After I received a very bad review in the local paper for my undercooked portrayal of Titania in A Midsummer Night's Dream ("It's harder for Jacobs, who must segue from angry Mother Earth to playful seductress. Seeing her dolled up in flowing lingerie and silvered hair, you might have a fleeting thought of JonBenét Ramsey." Ouch), Ingrid gave me the gift of perspective. Instead of letting me wallow in self-pity, she insisted I read No Turn Unstoned, a collection of terrible reviews undeniably great actors received. It hurt to get panned, but I was in excellent company.
The book — and Ingrid — taught me to laugh at my failures. Despite the bad review, and my belief that I had been miscast, I still had to perform the play eight shows a week. Ingrid taught me to look at those performances as an opportunity instead of a burden. If I could stop feeling sorry for myself, I could view this as a chance to improve and learn about the role and the play.
I can't have enough mothers. Although my biological mother is wonderful, loving, and supportive, I've always craved more. To make a long, complicated, sad story short, my dad and I had a fraught relationship, so I sought out additional parents to fill the gap. Although I did have strong bonds with some men, most of the meaningful relationships have been with other women.

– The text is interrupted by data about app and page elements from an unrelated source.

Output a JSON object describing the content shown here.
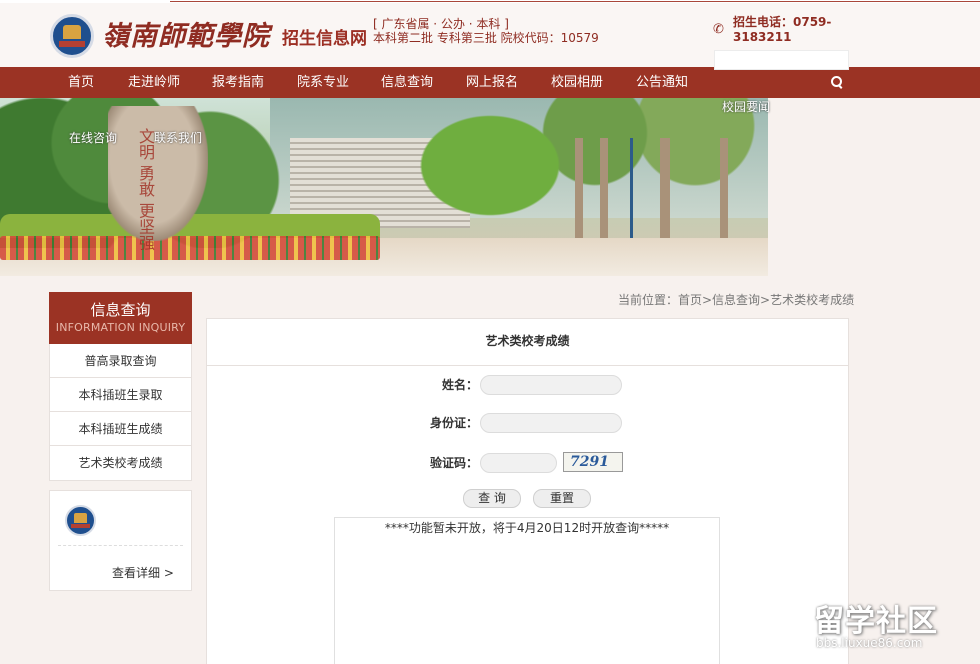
{
  "header": {
    "school_name": "嶺南師範學院",
    "site_name": "招生信息网",
    "tag_line_1": "[ 广东省属 · 公办 · 本科 ]",
    "tag_line_2": "本科第二批  专科第三批  院校代码：10579",
    "phone_label": "招生电话：0759-3183211",
    "search_placeholder": ""
  },
  "nav": {
    "items": [
      "首页",
      "走进岭师",
      "报考指南",
      "院系专业",
      "信息查询",
      "网上报名",
      "校园相册",
      "公告通知"
    ],
    "dropdown_links": [
      "校园要闻",
      "在线咨询",
      "联系我们"
    ]
  },
  "banner": {
    "rock_text": "文明 勇敢 更坚强"
  },
  "sidebar": {
    "title": "信息查询",
    "subtitle": "INFORMATION INQUIRY",
    "items": [
      "普高录取查询",
      "本科插班生录取",
      "本科插班生成绩",
      "艺术类校考成绩"
    ],
    "card_link": "查看详细 >"
  },
  "breadcrumb": "当前位置：首页>信息查询>艺术类校考成绩",
  "main": {
    "title": "艺术类校考成绩",
    "form": {
      "name_label": "姓名：",
      "id_label": "身份证：",
      "captcha_label": "验证码：",
      "captcha_value": "7291",
      "query_button": "查 询",
      "reset_button": "重置"
    },
    "result_text": "****功能暂未开放，将于4月20日12时开放查询*****"
  },
  "watermark": {
    "big": "留学社区",
    "small": "bbs.liuxue86.com"
  },
  "colors": {
    "brand": "#9b3324",
    "background": "#f7f1ee"
  }
}
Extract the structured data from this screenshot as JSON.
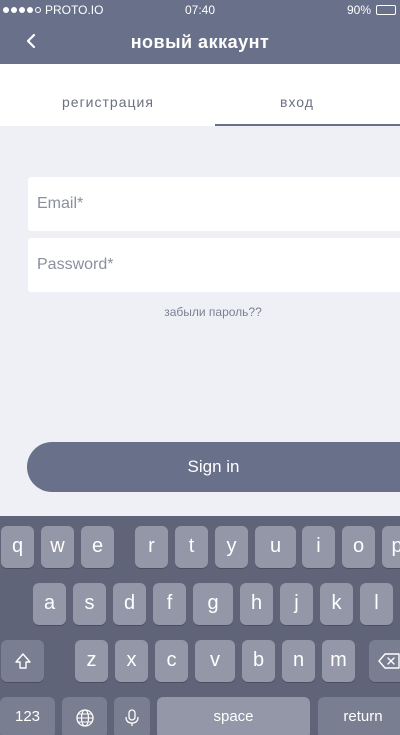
{
  "status_bar": {
    "carrier": "PROTO.IO",
    "time": "07:40",
    "battery": "90%"
  },
  "nav": {
    "title": "новый аккаунт",
    "back_icon": "chevron-left-icon"
  },
  "tabs": [
    {
      "label": "регистрация",
      "active": false
    },
    {
      "label": "вход",
      "active": true
    }
  ],
  "form": {
    "email_placeholder": "Email*",
    "email_value": "",
    "password_placeholder": "Password*",
    "password_value": "",
    "forgot_label": "забыли пароль??",
    "signin_label": "Sign in"
  },
  "keyboard": {
    "row1": [
      "q",
      "w",
      "e",
      "r",
      "t",
      "y",
      "u",
      "i",
      "o",
      "p"
    ],
    "row2": [
      "a",
      "s",
      "d",
      "f",
      "g",
      "h",
      "j",
      "k",
      "l"
    ],
    "row3": [
      "z",
      "x",
      "c",
      "v",
      "b",
      "n",
      "m"
    ],
    "numbers_label": "123",
    "space_label": "space",
    "return_label": "return",
    "icons": {
      "shift": "shift-icon",
      "delete": "backspace-icon",
      "globe": "globe-icon",
      "mic": "microphone-icon"
    }
  },
  "colors": {
    "header": "#69708a",
    "background": "#eef0f6",
    "keyboard": "#5f6478",
    "key": "#9397a8"
  }
}
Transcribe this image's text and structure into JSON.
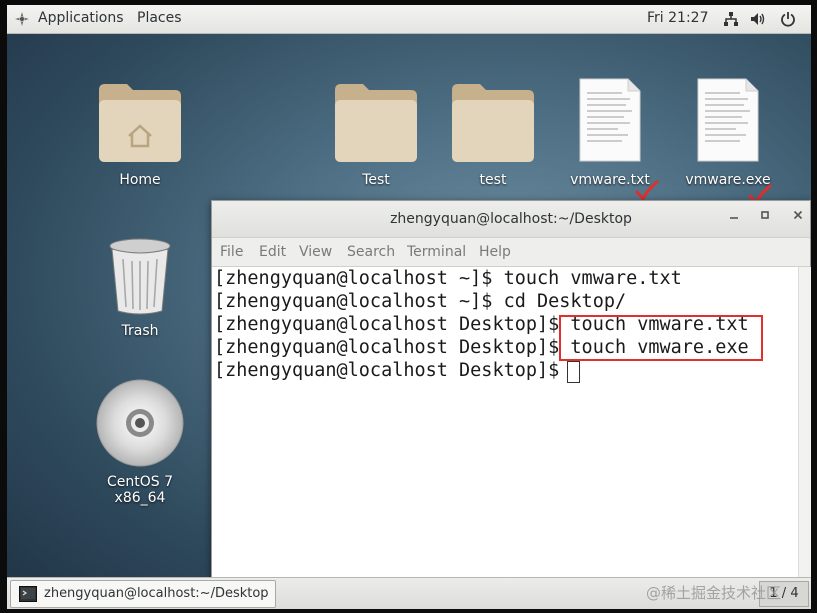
{
  "topbar": {
    "applications_label": "Applications",
    "places_label": "Places",
    "clock": "Fri 21:27"
  },
  "desktop": {
    "icons": [
      {
        "label": "Home",
        "icon": "home-folder-icon"
      },
      {
        "label": "Test",
        "icon": "folder-icon"
      },
      {
        "label": "test",
        "icon": "folder-icon"
      },
      {
        "label": "vmware.txt",
        "icon": "text-file-icon"
      },
      {
        "label": "vmware.exe",
        "icon": "text-file-icon"
      },
      {
        "label": "Trash",
        "icon": "trash-icon"
      },
      {
        "label": "CentOS 7 x86_64",
        "icon": "optical-disc-icon"
      }
    ]
  },
  "terminal": {
    "title": "zhengyquan@localhost:~/Desktop",
    "menu": [
      "File",
      "Edit",
      "View",
      "Search",
      "Terminal",
      "Help"
    ],
    "lines": [
      "[zhengyquan@localhost ~]$ touch vmware.txt",
      "[zhengyquan@localhost ~]$ cd Desktop/",
      "[zhengyquan@localhost Desktop]$ touch vmware.txt",
      "[zhengyquan@localhost Desktop]$ touch vmware.exe",
      "[zhengyquan@localhost Desktop]$ "
    ]
  },
  "taskbar": {
    "window_label": "zhengyquan@localhost:~/Desktop",
    "workspace": "1 / 4"
  },
  "watermark": "@稀土掘金技术社区",
  "colors": {
    "annotation_red": "#e0302b",
    "folder": "#d9c9a8"
  }
}
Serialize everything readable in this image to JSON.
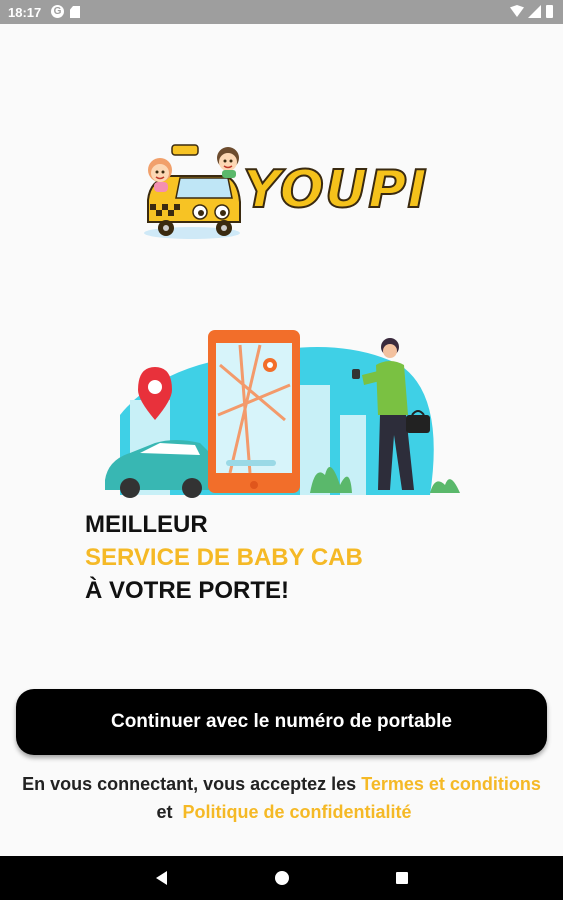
{
  "status_bar": {
    "time": "18:17",
    "icons": [
      "google-notification-icon",
      "sd-card-icon",
      "wifi-icon",
      "signal-icon",
      "battery-icon"
    ]
  },
  "logo": {
    "text": "YOUPI",
    "icon": "kids-taxi-logo"
  },
  "hero": {
    "icon": "phone-map-taxi-illustration"
  },
  "tagline": {
    "line1": "MEILLEUR",
    "line2": "SERVICE DE BABY CAB",
    "line3": "À VOTRE PORTE!"
  },
  "continue_button": {
    "label": "Continuer avec le numéro de portable"
  },
  "legal": {
    "prefix": "En vous connectant, vous acceptez les",
    "terms_link": "Termes et conditions",
    "and": "et",
    "privacy_link": "Politique de confidentialité"
  },
  "colors": {
    "accent": "#f5b926",
    "button_bg": "#000000",
    "background": "#fafafa",
    "status_bar": "#9e9e9e"
  },
  "nav_bar": {
    "icons": [
      "back-icon",
      "home-icon",
      "recents-icon"
    ]
  }
}
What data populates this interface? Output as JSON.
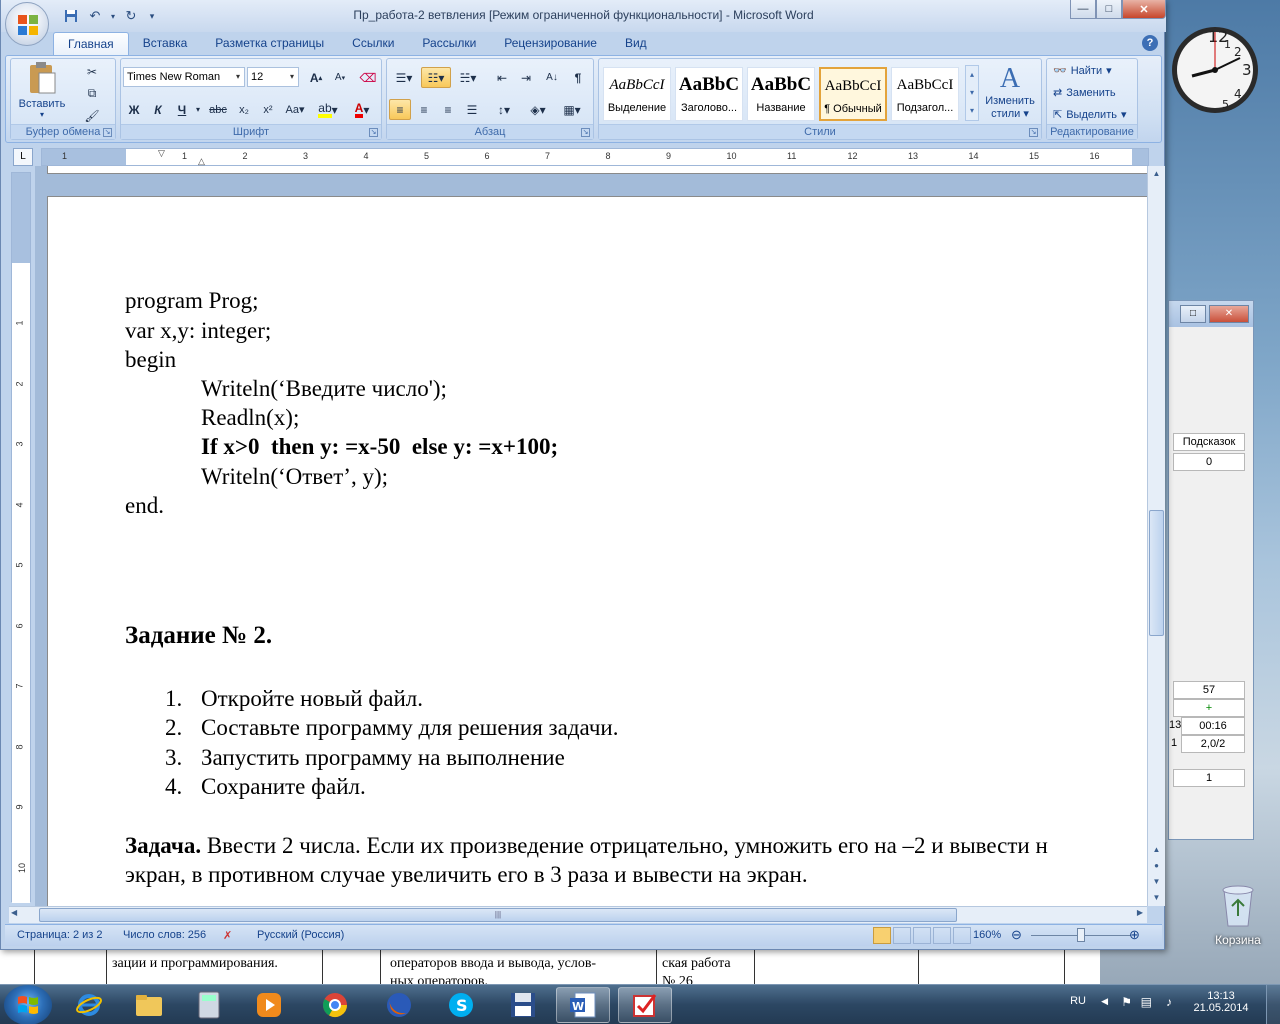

The summer before I started college at the Juilliard School, I met my next additional mother, Joan. Joan and I acted together in a production of The Cherry Orchard at the Pittsburgh Public Theater in which I played the daughter, Anya, and Joan played my nanny, Charlotta.
At the time, I wanted my mom to change my curfew to midnight. I argued that I was about to start college and should finally be allowed to stay out past eleven. My mom cautioned, "You'll have a curfew at Juilliard, so no." I started laughing. "A curfew? What are you talking about? There are no curfews at college." My mom blanched with fear. "You mean you'll be allowed to go out whenever you want in New York City and no one will know where you are?" Her glorified finishing school in the 1960s had had a strict curfew, so it never occurred to her that I would be allowed to come and go as I pleased. Thankfully, my mother had already paid the housing deposit or she might not have let me leave.
I started my college career confident, cocky even. I was finally free from my mother's watchful eye! But that quickly deteriorated (see previous Lenny essay for more details on that debacle). As my self-esteem took a nosedive, I realized Joan's apartment was close to my school, and it became my refuge. She'd feed me, let me cry on her shoulder, advise me on school, and counsel me on boys.
We had frank, if awkward, conversations about dating. I remember Joan had to order a double Scotch to get through some of these. Although I'd read and reread Our Bodies, Ourselves, I had a lot of questions about sex that I made Joan answer. I could be more vulnerable and open with her than with my own mother. I'd been so sheltered that I was experiencing many things for the first time, like dating, going to parties, and being around drugs and alcohol, that most kids did in high school.